**DESCRIPTION OF THE TASK**
Every word in the data below belongs in your copy, exactly as given; the pictures do not.

**TASK INPUTS**
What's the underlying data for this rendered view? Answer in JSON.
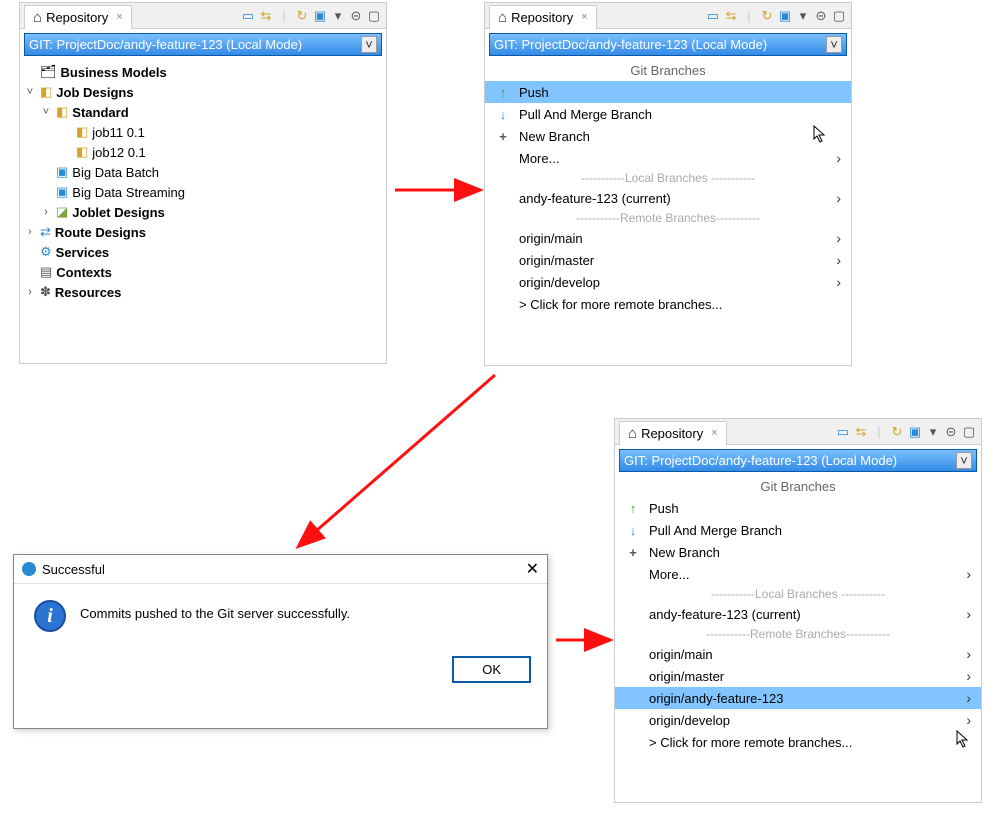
{
  "tab_label": "Repository",
  "repo_selector": "GIT: ProjectDoc/andy-feature-123   (Local Mode)",
  "toolbar_icons": [
    "≣",
    "⇆",
    "↻",
    "▣",
    "▾",
    "⊝",
    "□"
  ],
  "tree": {
    "business_models": "Business Models",
    "job_designs": "Job Designs",
    "standard": "Standard",
    "job11": "job11 0.1",
    "job12": "job12 0.1",
    "big_data_batch": "Big Data Batch",
    "big_data_streaming": "Big Data Streaming",
    "joblet_designs": "Joblet Designs",
    "route_designs": "Route Designs",
    "services": "Services",
    "contexts": "Contexts",
    "resources": "Resources"
  },
  "menu": {
    "header": "Git Branches",
    "push": "Push",
    "pull": "Pull And Merge Branch",
    "new_branch": "New Branch",
    "more": "More...",
    "sep_local": "-----------Local   Branches -----------",
    "sep_remote": "-----------Remote Branches-----------",
    "current_local": "andy-feature-123 (current)",
    "origin_main": "origin/main",
    "origin_master": "origin/master",
    "origin_develop": "origin/develop",
    "origin_andy": "origin/andy-feature-123",
    "more_remote": "> Click for more remote branches..."
  },
  "dialog": {
    "title": "Successful",
    "message": "Commits pushed to the Git server successfully.",
    "ok": "OK"
  }
}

**WRITTEN ANSWER**
What's the underlying data for this rendered view? Answer in JSON.
{
  "tab_label": "Repository",
  "repo_selector": "GIT: ProjectDoc/andy-feature-123   (Local Mode)",
  "toolbar_icons": [
    "≣",
    "⇆",
    "↻",
    "▣",
    "▾",
    "⊝",
    "□"
  ],
  "tree": {
    "business_models": "Business Models",
    "job_designs": "Job Designs",
    "standard": "Standard",
    "job11": "job11 0.1",
    "job12": "job12 0.1",
    "big_data_batch": "Big Data Batch",
    "big_data_streaming": "Big Data Streaming",
    "joblet_designs": "Joblet Designs",
    "route_designs": "Route Designs",
    "services": "Services",
    "contexts": "Contexts",
    "resources": "Resources"
  },
  "menu": {
    "header": "Git Branches",
    "push": "Push",
    "pull": "Pull And Merge Branch",
    "new_branch": "New Branch",
    "more": "More...",
    "sep_local": "-----------Local   Branches -----------",
    "sep_remote": "-----------Remote Branches-----------",
    "current_local": "andy-feature-123 (current)",
    "origin_main": "origin/main",
    "origin_master": "origin/master",
    "origin_develop": "origin/develop",
    "origin_andy": "origin/andy-feature-123",
    "more_remote": "> Click for more remote branches..."
  },
  "dialog": {
    "title": "Successful",
    "message": "Commits pushed to the Git server successfully.",
    "ok": "OK"
  }
}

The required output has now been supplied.